mobile crematoriums and graves 
Rain omass on soil already made of bone 

history repeats unbroken record 
Rain ogreat-grandmother served Russian soldiers

in Kyiv’s kitchens after the war 
Rain oin America she’d scream 

about a Nazi’s hands I won’t let you take me 
Rain oshe said he’d brought his wife 

to watchRain ounnamed untraceable 
Rain oas how or where they shot or burned 

or buried my great-grandfather 
Rain ogenocide unnamed too until 6 million gone 

how many more can we bear now 
Rain ogen– “give birth” before we name it

cide “a killing” before we lose track 
Rain ocounting plagues and bodies

history repeats unbroken record 
Rain omy son asks why are they still hurting 

Ukraine? and I search for a word beyond 
Rain orepetition or prayer—may death 

pass over our house  

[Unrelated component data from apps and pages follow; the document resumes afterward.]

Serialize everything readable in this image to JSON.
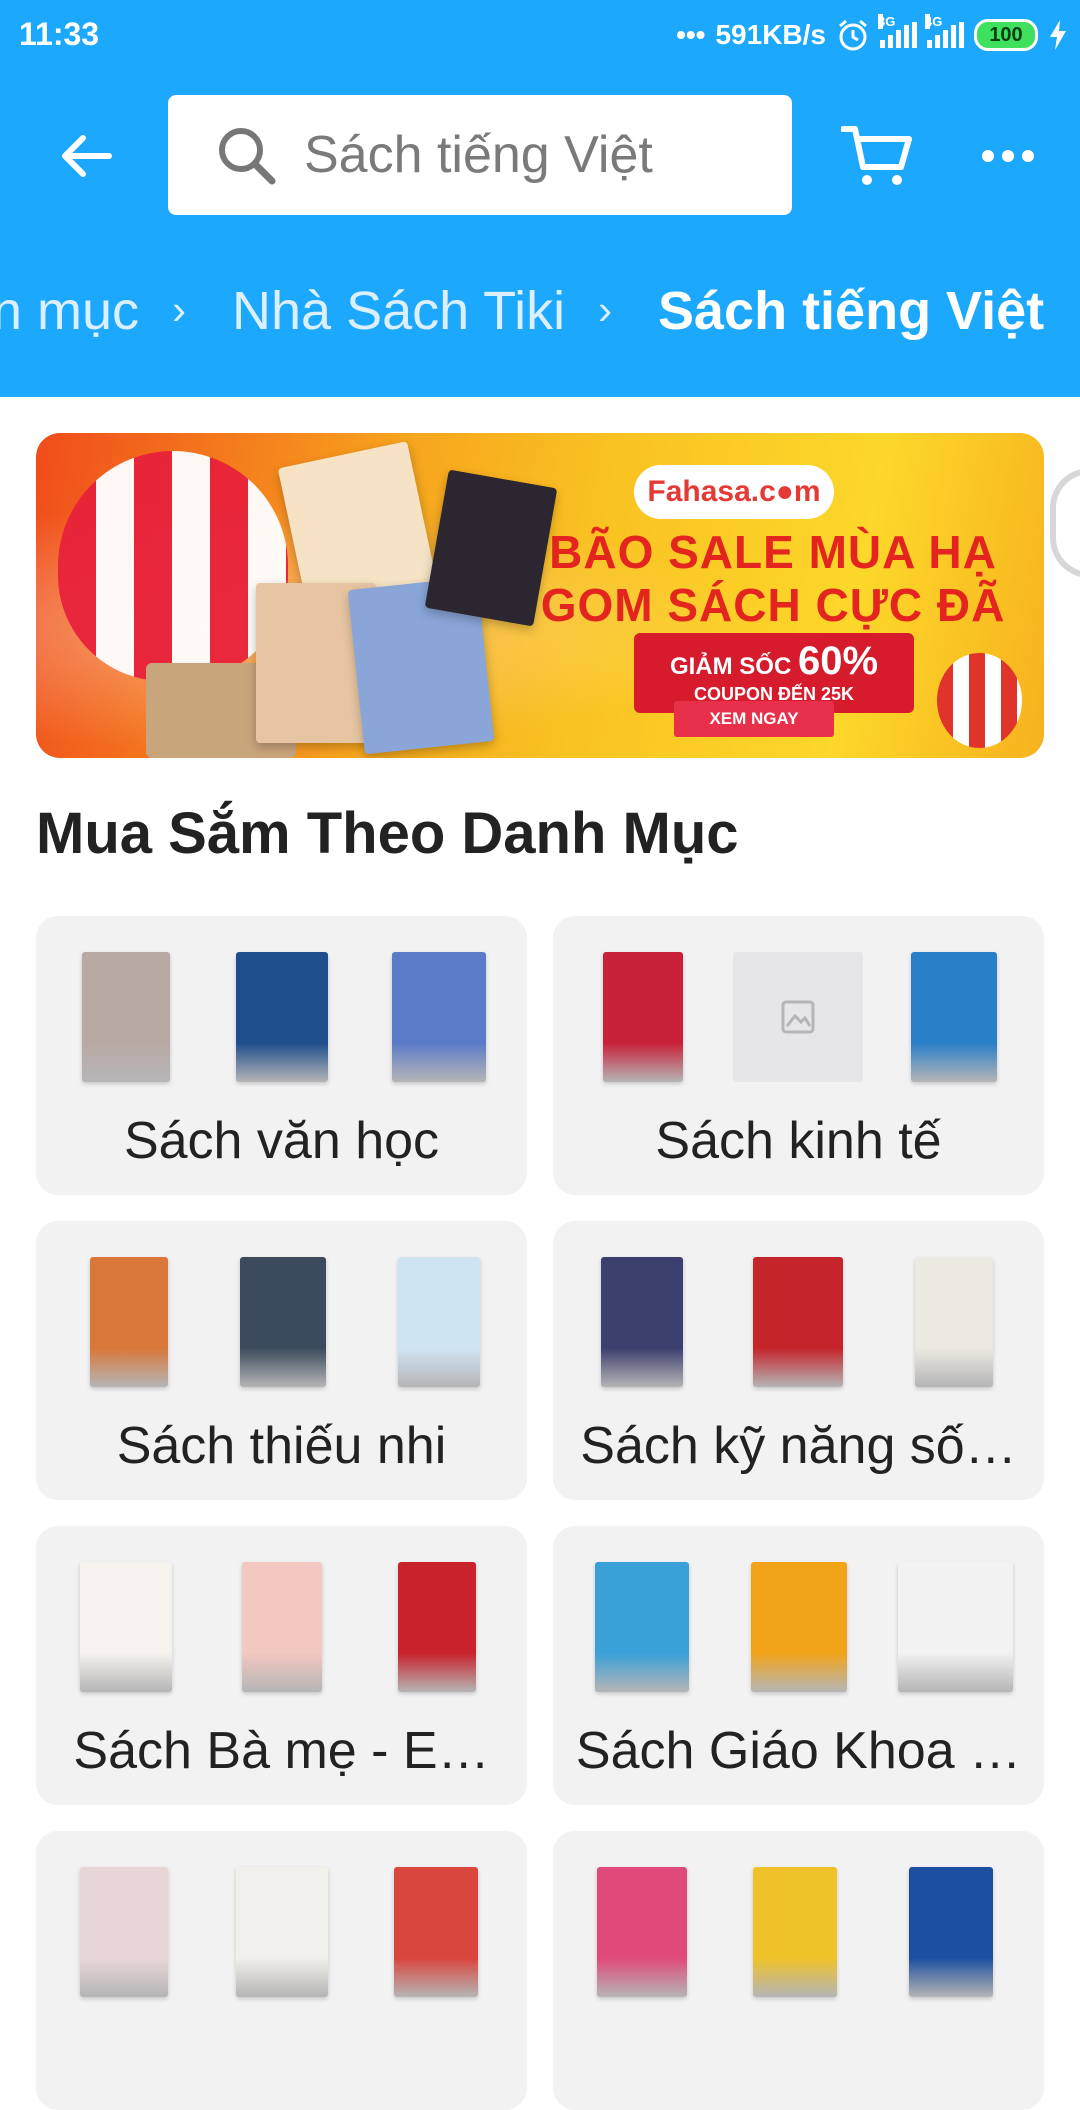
{
  "status_bar": {
    "time": "11:33",
    "net_speed": "591KB/s",
    "signal_1_label": "3G",
    "signal_2_label": "4G",
    "battery": "100"
  },
  "toolbar": {
    "back_icon": "arrow-left-icon",
    "search_placeholder": "Sách tiếng Việt",
    "cart_icon": "cart-icon",
    "more_icon": "more-horizontal-icon"
  },
  "breadcrumb": {
    "items": [
      "n mục",
      "Nhà Sách Tiki",
      "Sách tiếng Việt"
    ]
  },
  "banner": {
    "brand": "Fahasa.c●m",
    "headline_1": "BÃO SALE MÙA HẠ",
    "headline_2": "GOM SÁCH CỰC ĐÃ",
    "discount_prefix": "GIẢM SỐC",
    "discount_value": "60%",
    "coupon": "COUPON ĐẾN 25K",
    "cta": "XEM NGAY"
  },
  "section": {
    "title": "Mua Sắm Theo Danh Mục"
  },
  "categories": [
    {
      "label": "Sách văn học",
      "thumbs": [
        "#b9a9a5",
        "#1f4e8c",
        "#5b7ac7"
      ]
    },
    {
      "label": "Sách kinh tế",
      "thumbs": [
        "#c8213a",
        "placeholder",
        "#2a7fc9"
      ]
    },
    {
      "label": "Sách thiếu nhi",
      "thumbs": [
        "#d9783a",
        "#3b4a5c",
        "#cfe4f3"
      ]
    },
    {
      "label": "Sách kỹ năng số…",
      "thumbs": [
        "#3d3f6e",
        "#c4242a",
        "#ece9e2"
      ]
    },
    {
      "label": "Sách Bà mẹ - E…",
      "thumbs": [
        "#f6f3ee",
        "#f3c8c0",
        "#c8222b"
      ]
    },
    {
      "label": "Sách Giáo Khoa …",
      "thumbs": [
        "#3aa0d8",
        "#f2a419",
        "#f2f2f2"
      ]
    },
    {
      "label": "",
      "thumbs": [
        "#e8d6d6",
        "#f2f0ea",
        "#d9463e"
      ]
    },
    {
      "label": "",
      "thumbs": [
        "#e04a7a",
        "#f0c22a",
        "#1c4fa0"
      ]
    }
  ]
}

Julia Kolchinsky Dasbach (www.juliakolchinskydasbach.com) emigrated from Dnipro, Ukraine, as a Jewish refugee in 1993, when she was six years old. She is the author of three poetry collections: The Many Names for Mother, winner the Wick Poetry Prize (Kent State University Press, 2019), finalist for the Jewish Book Award; Don’t Touch the Bones (Lost Horse Press, 2020), winner of the 2019 Idaho Poetry Prize; and 40 WEEKS, forthcoming from YesYes Books in 2023. Her poems appear in POETRY, Blackbird, American Poetry Review, and The Nation, among others. She holds an MFA from the University of Oregon and a Ph.D. in Comparative Literature and Literary Theory from the University of Pennsylvania. Her dissertation, Lyric Witness: Intergenerational (Re)collection of the Holocaust in Contemporary American Poetry, pays particular attention to the underrepresented atrocity in the former Soviet territories. She is the founder and host of Words Together, Worlds Apart, a virtual poetry reading series born out of pandemic but meant to outlast it. She is currently Murphy Visiting Fellow in Poetry at Hendrix College and lives in Little Rock, Arkansas, with her two kids, cat, dog, and husband.